I considered two of the specials—Pumpkin Pancakes and Chocolate and Strawberry Stuffed French Toast—before deciding on the Neighborhood Frittata, with egg whites. The frittata was packed with a generous amount of fresh red peppers and spinach and finished with a layer or provolone cheese. It was accompanied by two sides—warm spiced apples and grits. The real star of the show was the enormous thick, golden brown, crumbly biscuit, which I enjoyed with a generous helping of butter and cranberry jam.

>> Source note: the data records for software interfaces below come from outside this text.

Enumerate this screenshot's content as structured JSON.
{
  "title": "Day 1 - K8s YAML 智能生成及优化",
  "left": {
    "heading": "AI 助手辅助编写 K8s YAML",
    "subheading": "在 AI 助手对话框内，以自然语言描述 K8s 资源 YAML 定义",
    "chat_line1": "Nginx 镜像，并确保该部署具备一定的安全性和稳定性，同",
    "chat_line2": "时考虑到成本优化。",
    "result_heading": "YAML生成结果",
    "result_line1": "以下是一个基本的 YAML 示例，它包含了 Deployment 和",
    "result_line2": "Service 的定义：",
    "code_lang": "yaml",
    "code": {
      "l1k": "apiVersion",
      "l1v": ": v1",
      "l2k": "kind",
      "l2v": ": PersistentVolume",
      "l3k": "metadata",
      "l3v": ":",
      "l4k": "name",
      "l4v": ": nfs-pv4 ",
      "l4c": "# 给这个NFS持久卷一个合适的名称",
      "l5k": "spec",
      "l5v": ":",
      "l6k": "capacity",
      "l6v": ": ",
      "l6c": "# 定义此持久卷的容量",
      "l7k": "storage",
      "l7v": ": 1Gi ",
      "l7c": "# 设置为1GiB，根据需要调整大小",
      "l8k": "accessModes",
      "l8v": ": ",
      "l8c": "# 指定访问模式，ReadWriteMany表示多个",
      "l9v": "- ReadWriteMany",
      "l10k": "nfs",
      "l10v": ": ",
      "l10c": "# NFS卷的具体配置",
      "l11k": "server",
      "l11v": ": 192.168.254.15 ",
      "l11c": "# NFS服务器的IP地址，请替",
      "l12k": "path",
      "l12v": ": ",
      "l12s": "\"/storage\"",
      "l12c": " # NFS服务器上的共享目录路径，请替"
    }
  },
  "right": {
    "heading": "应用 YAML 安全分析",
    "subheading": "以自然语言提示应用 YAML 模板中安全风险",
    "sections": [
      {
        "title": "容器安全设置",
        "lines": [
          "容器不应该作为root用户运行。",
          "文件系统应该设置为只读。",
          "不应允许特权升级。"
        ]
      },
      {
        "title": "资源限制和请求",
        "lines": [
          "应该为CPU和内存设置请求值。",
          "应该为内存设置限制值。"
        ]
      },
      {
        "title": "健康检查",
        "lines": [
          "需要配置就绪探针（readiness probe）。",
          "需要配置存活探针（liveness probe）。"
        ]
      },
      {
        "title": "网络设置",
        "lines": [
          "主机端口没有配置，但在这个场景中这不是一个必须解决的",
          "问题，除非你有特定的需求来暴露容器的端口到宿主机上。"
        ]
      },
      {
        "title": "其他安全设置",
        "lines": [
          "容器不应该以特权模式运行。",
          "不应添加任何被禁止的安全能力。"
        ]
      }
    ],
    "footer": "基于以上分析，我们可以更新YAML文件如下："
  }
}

Chester had steak and eggs, one of his favorite breakfast dishes. The portion of grilled rib eye was pretty generous, but arrived well done instead of medium rare like he asked for (this always seems to happen to him). The side of bacon that he ordered, on the other hand, was cooked to crisp perfection. He tried some of the ketchup on his poached eggs, and compared it to sweetened tomato sauce. Doesn’t sound all that appetizing to me—I’ll take the processed stuff, thanks.

I would probably be willing to go back to Morning Glory, but I do think it’s a bit overrated. Yes, the food was decent and the portions were generous, but it was nowhere near as delicious or creative as what you find at other places in South Philly. Also, at $40 for the both of us, I felt that it was bit pricey for pretty standard breakfast fare (remember to bring cash if you go, because credit cards are not accepted). I would wait in line Sabrina’s or Green Eggs Café before Morning Glory any day.